UPDATE: Security researchers are warning about the risk posed by an embarrassing security hole in industrial control software by the firm RuggedCom. A hidden administrative account could give remote attackers easy access to critical equipment that is used to manage a wide range of critical infrastructure, including rail lines, traffic control systems and electrical substations.
Data from the Massachusetts Office of Consumer Affairs & Business Regulation (OCABR) shows that 3.2 million residents – almost half the population of the state- have been the victim of a data breach in the last four years.
A long list of security, networking and computer science experts have signed a letter sent to lawmakers on Monday, asking them to drop support for CISPA and other proposed cybersecurity bills because they consider the measures overly broad and say they would infringe on users’ privacy and civil liberties.

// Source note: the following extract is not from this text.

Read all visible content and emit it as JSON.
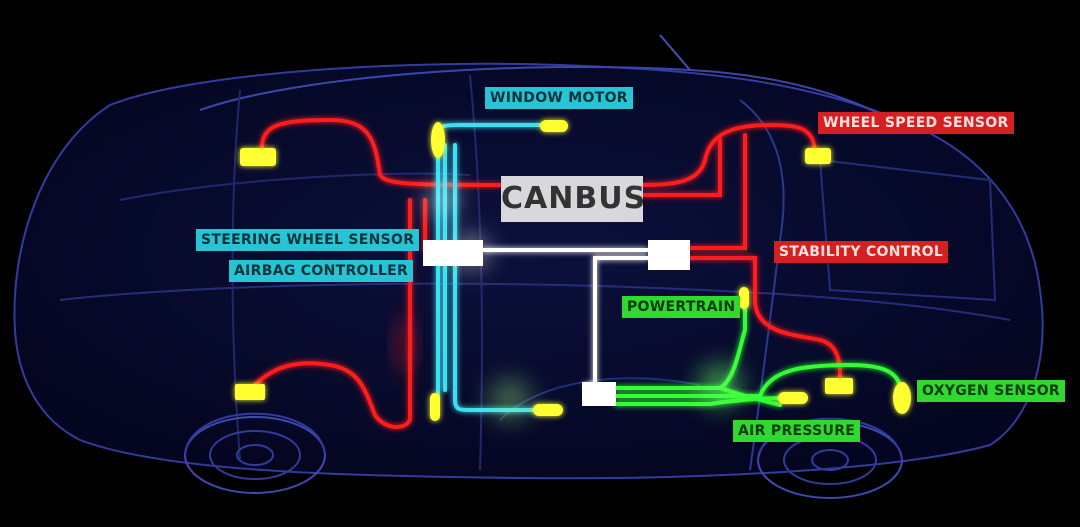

The group, which includes Bruce Schneier, Peter Neumann and others, said the bills’ focus on allowing the sharing of users’ traffic with government agencies would “unnecessarily trade our civil liberties for the promise of improved network security.”
Search giant Google said it is quintupling the top bounty it will pay for information on security holes in its products to $20,000.

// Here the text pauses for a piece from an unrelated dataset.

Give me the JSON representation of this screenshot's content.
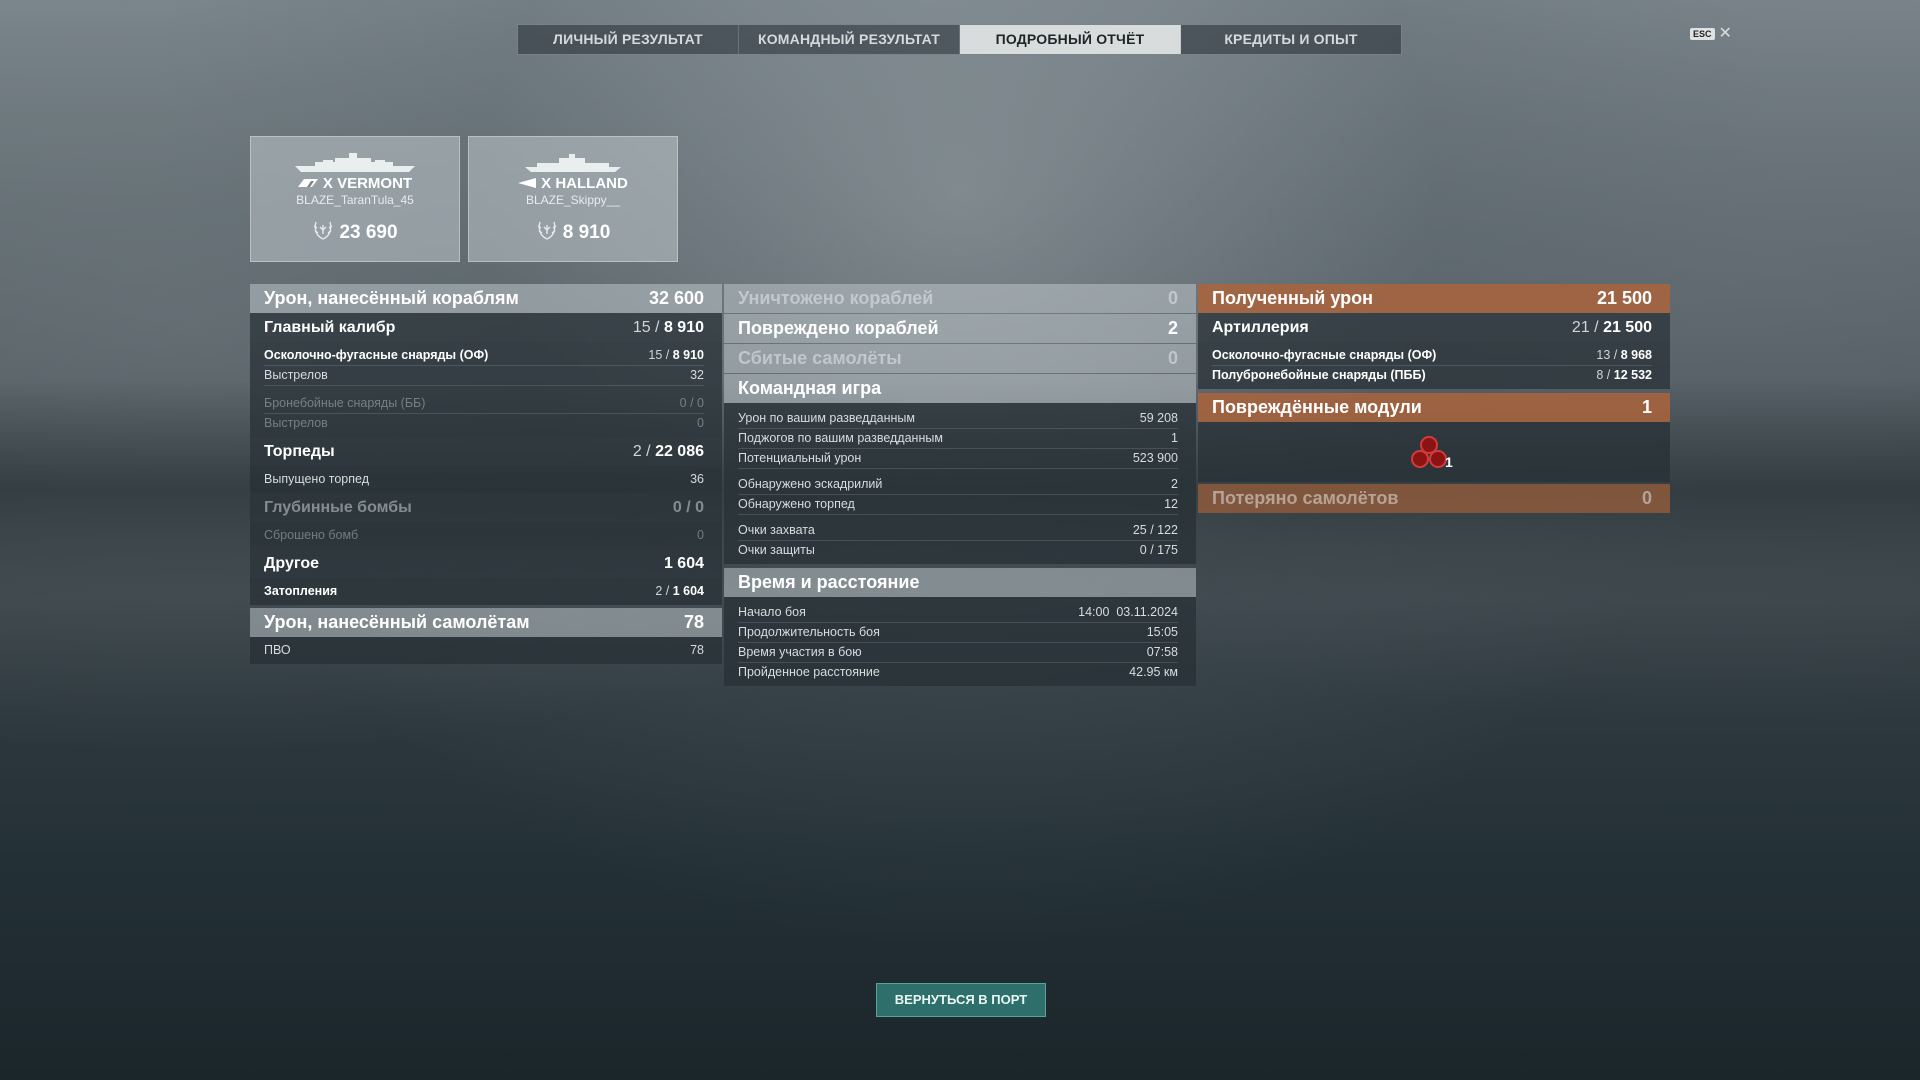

Editor’s Note: This post is the second in a multi-part series on Application Security, or “AppSec” prepared by our friends over at application testing firm Veracode. The series will define the components of a sound AppSec program, delineate the growing threats to software, weigh the costs of a data breach, and outline the CISO’s responsibility in managing software security risk. Taken together, they are a primer on AppSec best practices that will help organizations build the business case for further investment in this critical IT security discipline.By Fergal Glynn, Veracode Inc.
A South Carolina man was arrested yesterday on charges stemming from a data breach that may have leaked personal information on more than 200,000 Medicaid beneficiaries in the state, including their names, phone numbers, addresses, birth dates and Medicare ID numbers according to a report in the newspaper The State.
Estimates of the extent of cyber crime are hopelessly overblown, two computer security researchers argue in an editorial from Sunday’s New York Times.
VIEW SLIDESHOW How to Avoid Getting Hacked While TravelingResearcher Justin Morehouse has logged more than 100,000 miles to eight countries in the last year. His message: business travelers are at greater risk of being hacked than ever before, especially when it comes to smart phones and tablets. Now the security expert has distilled his research and first-hand experiences into some sage advice for travelling executives and VIPs. Here are eight ways you can protect yourself abroad.